Restate the entries below exactly, and keep all images out of the answer.

-------- PROVIDED RECORDS --------

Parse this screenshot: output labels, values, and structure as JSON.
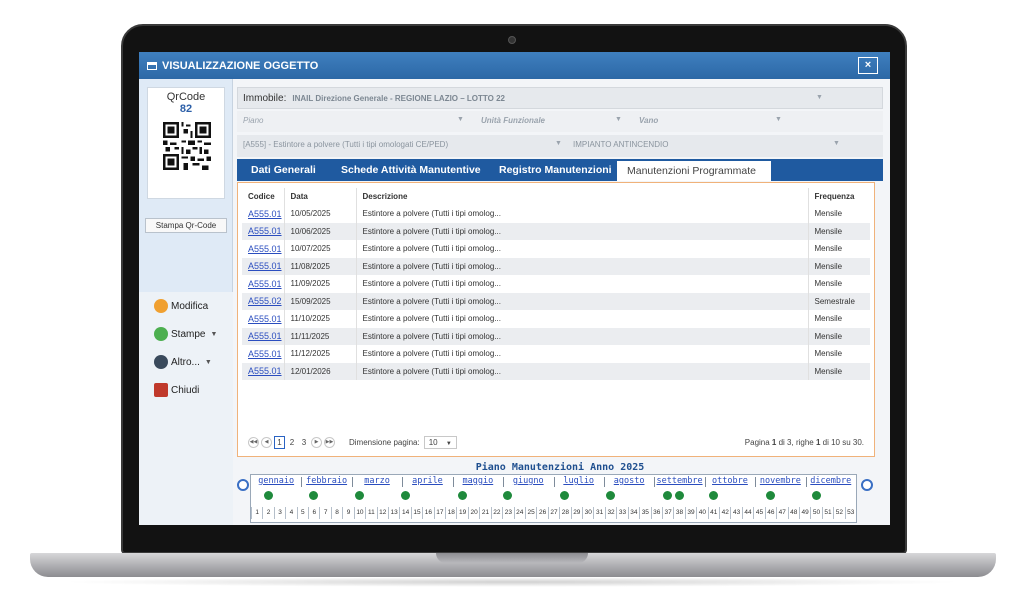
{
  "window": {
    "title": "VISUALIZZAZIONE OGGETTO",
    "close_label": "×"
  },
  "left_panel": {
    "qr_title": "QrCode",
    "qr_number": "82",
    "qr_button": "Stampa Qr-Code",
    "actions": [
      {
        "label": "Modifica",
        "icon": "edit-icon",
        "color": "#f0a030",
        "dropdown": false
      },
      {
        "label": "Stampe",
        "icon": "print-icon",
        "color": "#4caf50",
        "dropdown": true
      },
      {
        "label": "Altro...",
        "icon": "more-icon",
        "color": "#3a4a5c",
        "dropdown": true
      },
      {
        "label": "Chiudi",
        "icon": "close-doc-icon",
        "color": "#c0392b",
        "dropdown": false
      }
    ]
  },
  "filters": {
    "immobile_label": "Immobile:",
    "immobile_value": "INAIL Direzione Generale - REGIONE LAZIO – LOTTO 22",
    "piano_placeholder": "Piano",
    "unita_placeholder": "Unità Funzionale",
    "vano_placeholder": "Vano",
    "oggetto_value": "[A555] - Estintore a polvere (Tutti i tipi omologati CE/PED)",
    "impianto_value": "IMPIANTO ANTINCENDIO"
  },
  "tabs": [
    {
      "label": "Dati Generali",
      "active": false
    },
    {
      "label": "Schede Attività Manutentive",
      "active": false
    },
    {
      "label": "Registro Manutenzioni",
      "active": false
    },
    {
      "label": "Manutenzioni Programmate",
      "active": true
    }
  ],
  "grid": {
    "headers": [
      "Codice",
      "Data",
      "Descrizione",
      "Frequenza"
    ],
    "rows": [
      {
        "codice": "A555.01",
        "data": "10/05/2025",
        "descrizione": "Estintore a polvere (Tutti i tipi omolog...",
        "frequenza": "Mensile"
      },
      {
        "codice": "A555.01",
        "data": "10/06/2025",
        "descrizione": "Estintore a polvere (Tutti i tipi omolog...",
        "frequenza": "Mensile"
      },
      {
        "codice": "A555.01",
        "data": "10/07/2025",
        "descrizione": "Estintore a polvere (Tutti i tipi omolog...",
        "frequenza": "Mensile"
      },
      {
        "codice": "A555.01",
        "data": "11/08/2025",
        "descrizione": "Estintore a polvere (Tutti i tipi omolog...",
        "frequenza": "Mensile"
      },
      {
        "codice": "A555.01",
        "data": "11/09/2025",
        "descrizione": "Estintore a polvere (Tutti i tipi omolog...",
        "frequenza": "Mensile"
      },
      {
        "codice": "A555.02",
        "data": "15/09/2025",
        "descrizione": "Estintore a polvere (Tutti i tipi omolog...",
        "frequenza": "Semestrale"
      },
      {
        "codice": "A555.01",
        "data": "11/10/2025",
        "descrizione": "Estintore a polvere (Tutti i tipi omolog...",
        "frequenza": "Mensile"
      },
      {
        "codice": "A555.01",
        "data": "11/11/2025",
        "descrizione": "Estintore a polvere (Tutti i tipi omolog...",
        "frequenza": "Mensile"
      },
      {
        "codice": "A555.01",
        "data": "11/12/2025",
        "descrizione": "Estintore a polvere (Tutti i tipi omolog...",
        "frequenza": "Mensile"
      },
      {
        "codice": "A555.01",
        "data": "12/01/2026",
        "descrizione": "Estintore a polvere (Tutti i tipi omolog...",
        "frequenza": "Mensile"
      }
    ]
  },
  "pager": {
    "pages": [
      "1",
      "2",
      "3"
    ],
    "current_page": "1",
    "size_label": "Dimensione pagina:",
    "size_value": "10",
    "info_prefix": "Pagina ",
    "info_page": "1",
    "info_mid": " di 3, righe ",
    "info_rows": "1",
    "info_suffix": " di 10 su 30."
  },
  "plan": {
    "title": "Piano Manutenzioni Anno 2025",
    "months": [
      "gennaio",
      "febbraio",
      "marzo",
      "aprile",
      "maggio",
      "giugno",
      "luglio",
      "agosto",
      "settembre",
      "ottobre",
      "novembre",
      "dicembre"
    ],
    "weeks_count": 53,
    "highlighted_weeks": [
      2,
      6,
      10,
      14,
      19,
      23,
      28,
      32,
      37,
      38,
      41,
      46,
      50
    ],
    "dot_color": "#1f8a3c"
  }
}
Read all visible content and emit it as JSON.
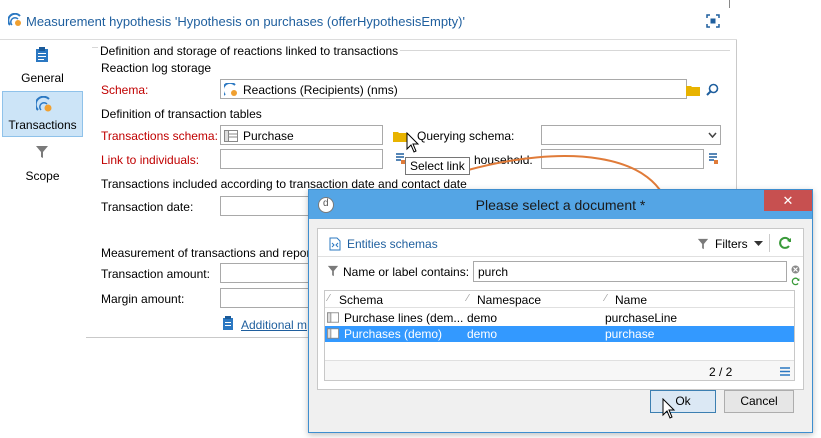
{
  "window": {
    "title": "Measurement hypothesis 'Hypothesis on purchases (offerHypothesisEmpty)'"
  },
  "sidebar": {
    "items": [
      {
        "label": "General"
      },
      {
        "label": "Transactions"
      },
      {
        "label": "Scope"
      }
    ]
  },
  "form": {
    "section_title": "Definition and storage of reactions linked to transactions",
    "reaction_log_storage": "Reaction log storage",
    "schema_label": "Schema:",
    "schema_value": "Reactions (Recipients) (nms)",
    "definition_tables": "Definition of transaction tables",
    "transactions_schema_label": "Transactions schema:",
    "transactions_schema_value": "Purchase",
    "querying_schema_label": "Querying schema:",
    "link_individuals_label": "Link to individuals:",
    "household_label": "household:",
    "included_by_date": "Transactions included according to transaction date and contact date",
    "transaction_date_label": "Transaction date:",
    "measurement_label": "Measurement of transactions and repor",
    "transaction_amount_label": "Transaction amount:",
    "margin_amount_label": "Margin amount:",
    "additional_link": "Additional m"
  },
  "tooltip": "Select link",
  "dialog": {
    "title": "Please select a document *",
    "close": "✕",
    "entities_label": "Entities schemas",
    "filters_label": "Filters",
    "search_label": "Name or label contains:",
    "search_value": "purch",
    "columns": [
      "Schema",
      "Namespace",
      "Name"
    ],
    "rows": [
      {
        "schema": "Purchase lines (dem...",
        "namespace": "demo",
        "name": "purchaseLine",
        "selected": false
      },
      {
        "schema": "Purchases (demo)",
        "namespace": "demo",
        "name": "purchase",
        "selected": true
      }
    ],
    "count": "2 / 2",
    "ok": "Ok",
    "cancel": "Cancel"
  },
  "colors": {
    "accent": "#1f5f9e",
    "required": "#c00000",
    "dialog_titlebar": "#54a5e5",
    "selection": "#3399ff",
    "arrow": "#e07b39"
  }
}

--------

▶ [RESPONSE AREA]
Parse this screenshot: output labels, values, and structure as JSON.
{
  "window": {
    "title": "VISUALIZZAZIONE OGGETTO",
    "close_label": "×"
  },
  "left_panel": {
    "qr_title": "QrCode",
    "qr_number": "82",
    "qr_button": "Stampa Qr-Code",
    "actions": [
      {
        "label": "Modifica",
        "icon": "edit-icon",
        "color": "#f0a030",
        "dropdown": false
      },
      {
        "label": "Stampe",
        "icon": "print-icon",
        "color": "#4caf50",
        "dropdown": true
      },
      {
        "label": "Altro...",
        "icon": "more-icon",
        "color": "#3a4a5c",
        "dropdown": true
      },
      {
        "label": "Chiudi",
        "icon": "close-doc-icon",
        "color": "#c0392b",
        "dropdown": false
      }
    ]
  },
  "filters": {
    "immobile_label": "Immobile:",
    "immobile_value": "INAIL Direzione Generale - REGIONE LAZIO – LOTTO 22",
    "piano_placeholder": "Piano",
    "unita_placeholder": "Unità Funzionale",
    "vano_placeholder": "Vano",
    "oggetto_value": "[A555] - Estintore a polvere (Tutti i tipi omologati CE/PED)",
    "impianto_value": "IMPIANTO ANTINCENDIO"
  },
  "tabs": [
    {
      "label": "Dati Generali",
      "active": false
    },
    {
      "label": "Schede Attività Manutentive",
      "active": false
    },
    {
      "label": "Registro Manutenzioni",
      "active": false
    },
    {
      "label": "Manutenzioni Programmate",
      "active": true
    }
  ],
  "grid": {
    "headers": [
      "Codice",
      "Data",
      "Descrizione",
      "Frequenza"
    ],
    "rows": [
      {
        "codice": "A555.01",
        "data": "10/05/2025",
        "descrizione": "Estintore a polvere (Tutti i tipi omolog...",
        "frequenza": "Mensile"
      },
      {
        "codice": "A555.01",
        "data": "10/06/2025",
        "descrizione": "Estintore a polvere (Tutti i tipi omolog...",
        "frequenza": "Mensile"
      },
      {
        "codice": "A555.01",
        "data": "10/07/2025",
        "descrizione": "Estintore a polvere (Tutti i tipi omolog...",
        "frequenza": "Mensile"
      },
      {
        "codice": "A555.01",
        "data": "11/08/2025",
        "descrizione": "Estintore a polvere (Tutti i tipi omolog...",
        "frequenza": "Mensile"
      },
      {
        "codice": "A555.01",
        "data": "11/09/2025",
        "descrizione": "Estintore a polvere (Tutti i tipi omolog...",
        "frequenza": "Mensile"
      },
      {
        "codice": "A555.02",
        "data": "15/09/2025",
        "descrizione": "Estintore a polvere (Tutti i tipi omolog...",
        "frequenza": "Semestrale"
      },
      {
        "codice": "A555.01",
        "data": "11/10/2025",
        "descrizione": "Estintore a polvere (Tutti i tipi omolog...",
        "frequenza": "Mensile"
      },
      {
        "codice": "A555.01",
        "data": "11/11/2025",
        "descrizione": "Estintore a polvere (Tutti i tipi omolog...",
        "frequenza": "Mensile"
      },
      {
        "codice": "A555.01",
        "data": "11/12/2025",
        "descrizione": "Estintore a polvere (Tutti i tipi omolog...",
        "frequenza": "Mensile"
      },
      {
        "codice": "A555.01",
        "data": "12/01/2026",
        "descrizione": "Estintore a polvere (Tutti i tipi omolog...",
        "frequenza": "Mensile"
      }
    ]
  },
  "pager": {
    "pages": [
      "1",
      "2",
      "3"
    ],
    "current_page": "1",
    "size_label": "Dimensione pagina:",
    "size_value": "10",
    "info_prefix": "Pagina ",
    "info_page": "1",
    "info_mid": " di 3, righe ",
    "info_rows": "1",
    "info_suffix": " di 10 su 30."
  },
  "plan": {
    "title": "Piano Manutenzioni Anno 2025",
    "months": [
      "gennaio",
      "febbraio",
      "marzo",
      "aprile",
      "maggio",
      "giugno",
      "luglio",
      "agosto",
      "settembre",
      "ottobre",
      "novembre",
      "dicembre"
    ],
    "weeks_count": 53,
    "highlighted_weeks": [
      2,
      6,
      10,
      14,
      19,
      23,
      28,
      32,
      37,
      38,
      41,
      46,
      50
    ],
    "dot_color": "#1f8a3c"
  }
}
Read all visible content and emit it as JSON.
{
  "window": {
    "title": "Measurement hypothesis 'Hypothesis on purchases (offerHypothesisEmpty)'"
  },
  "sidebar": {
    "items": [
      {
        "label": "General"
      },
      {
        "label": "Transactions"
      },
      {
        "label": "Scope"
      }
    ]
  },
  "form": {
    "section_title": "Definition and storage of reactions linked to transactions",
    "reaction_log_storage": "Reaction log storage",
    "schema_label": "Schema:",
    "schema_value": "Reactions (Recipients) (nms)",
    "definition_tables": "Definition of transaction tables",
    "transactions_schema_label": "Transactions schema:",
    "transactions_schema_value": "Purchase",
    "querying_schema_label": "Querying schema:",
    "link_individuals_label": "Link to individuals:",
    "household_label": "household:",
    "included_by_date": "Transactions included according to transaction date and contact date",
    "transaction_date_label": "Transaction date:",
    "measurement_label": "Measurement of transactions and repor",
    "transaction_amount_label": "Transaction amount:",
    "margin_amount_label": "Margin amount:",
    "additional_link": "Additional m"
  },
  "tooltip": "Select link",
  "dialog": {
    "title": "Please select a document *",
    "close": "✕",
    "entities_label": "Entities schemas",
    "filters_label": "Filters",
    "search_label": "Name or label contains:",
    "search_value": "purch",
    "columns": [
      "Schema",
      "Namespace",
      "Name"
    ],
    "rows": [
      {
        "schema": "Purchase lines (dem...",
        "namespace": "demo",
        "name": "purchaseLine",
        "selected": false
      },
      {
        "schema": "Purchases (demo)",
        "namespace": "demo",
        "name": "purchase",
        "selected": true
      }
    ],
    "count": "2 / 2",
    "ok": "Ok",
    "cancel": "Cancel"
  },
  "colors": {
    "accent": "#1f5f9e",
    "required": "#c00000",
    "dialog_titlebar": "#54a5e5",
    "selection": "#3399ff",
    "arrow": "#e07b39"
  }
}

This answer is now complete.